- **Exercise instructions**:
Please copy out every line of the listing below in which the word "company" appears.

- **Data to examine**:
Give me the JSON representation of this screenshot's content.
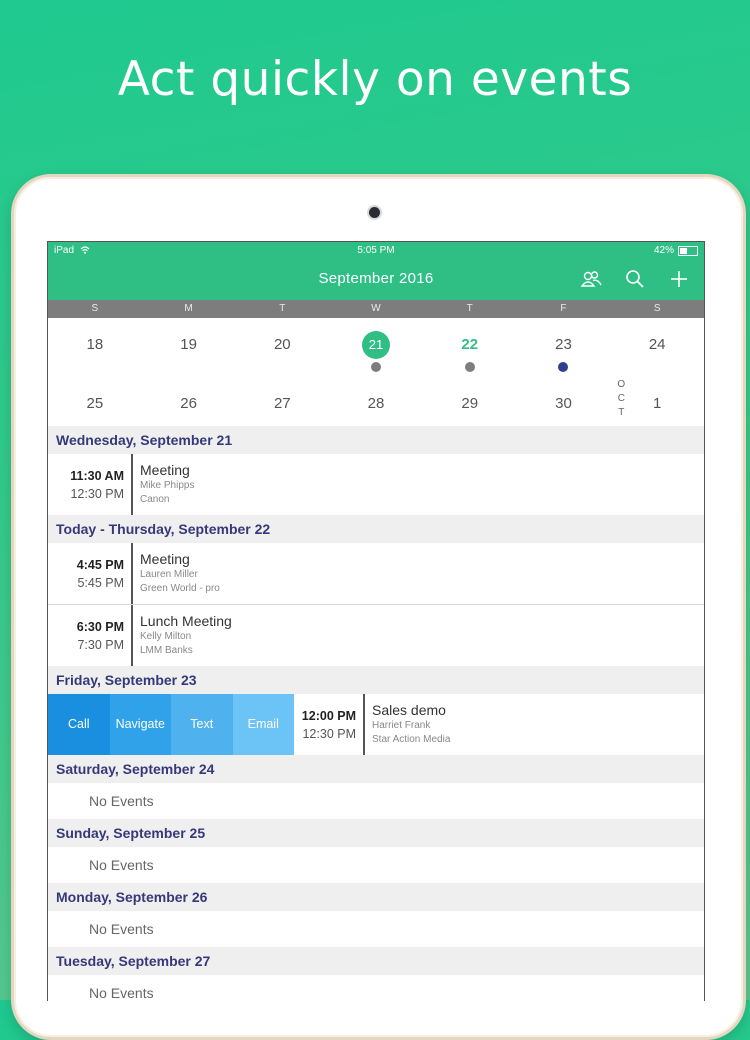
{
  "promo": {
    "title": "Act quickly on events"
  },
  "status_bar": {
    "device": "iPad",
    "time": "5:05 PM",
    "battery": "42%",
    "battery_level": 0.42
  },
  "nav": {
    "title": "September 2016",
    "icons": [
      "people-icon",
      "search-icon",
      "plus-icon"
    ]
  },
  "weekdays": [
    "S",
    "M",
    "T",
    "W",
    "T",
    "F",
    "S"
  ],
  "month_grid": {
    "week1": [
      "18",
      "19",
      "20",
      "21",
      "22",
      "23",
      "24"
    ],
    "week2": [
      "25",
      "26",
      "27",
      "28",
      "29",
      "30",
      "1"
    ],
    "next_month_abbr": [
      "O",
      "C",
      "T"
    ]
  },
  "sections": {
    "wed": {
      "header": "Wednesday, September 21",
      "events": [
        {
          "start": "11:30 AM",
          "end": "12:30 PM",
          "title": "Meeting",
          "person": "Mike Phipps",
          "company": "Canon"
        }
      ]
    },
    "thu": {
      "header": "Today - Thursday, September 22",
      "events": [
        {
          "start": "4:45 PM",
          "end": "5:45 PM",
          "title": "Meeting",
          "person": "Lauren Miller",
          "company": "Green World - pro"
        },
        {
          "start": "6:30 PM",
          "end": "7:30 PM",
          "title": "Lunch Meeting",
          "person": "Kelly Milton",
          "company": "LMM Banks"
        }
      ]
    },
    "fri": {
      "header": "Friday, September 23",
      "actions": [
        "Call",
        "Navigate",
        "Text",
        "Email"
      ],
      "events": [
        {
          "start": "12:00 PM",
          "end": "12:30 PM",
          "title": "Sales demo",
          "person": "Harriet Frank",
          "company": "Star Action Media"
        }
      ]
    },
    "sat": {
      "header": "Saturday, September 24",
      "empty": "No Events"
    },
    "sun": {
      "header": "Sunday, September 25",
      "empty": "No Events"
    },
    "mon": {
      "header": "Monday, September 26",
      "empty": "No Events"
    },
    "tue": {
      "header": "Tuesday, September 27",
      "empty": "No Events"
    }
  },
  "colors": {
    "brand_green": "#2fbf85",
    "header_text": "#35397a",
    "call": "#1a8fe0",
    "navigate": "#2fa2ea",
    "text": "#4fb2ef",
    "email": "#6cc3f5"
  }
}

- **Task solution**:
          "company": "Canon"
          "company": "Green World - pro"
          "company": "LMM Banks"
          "company": "Star Action Media"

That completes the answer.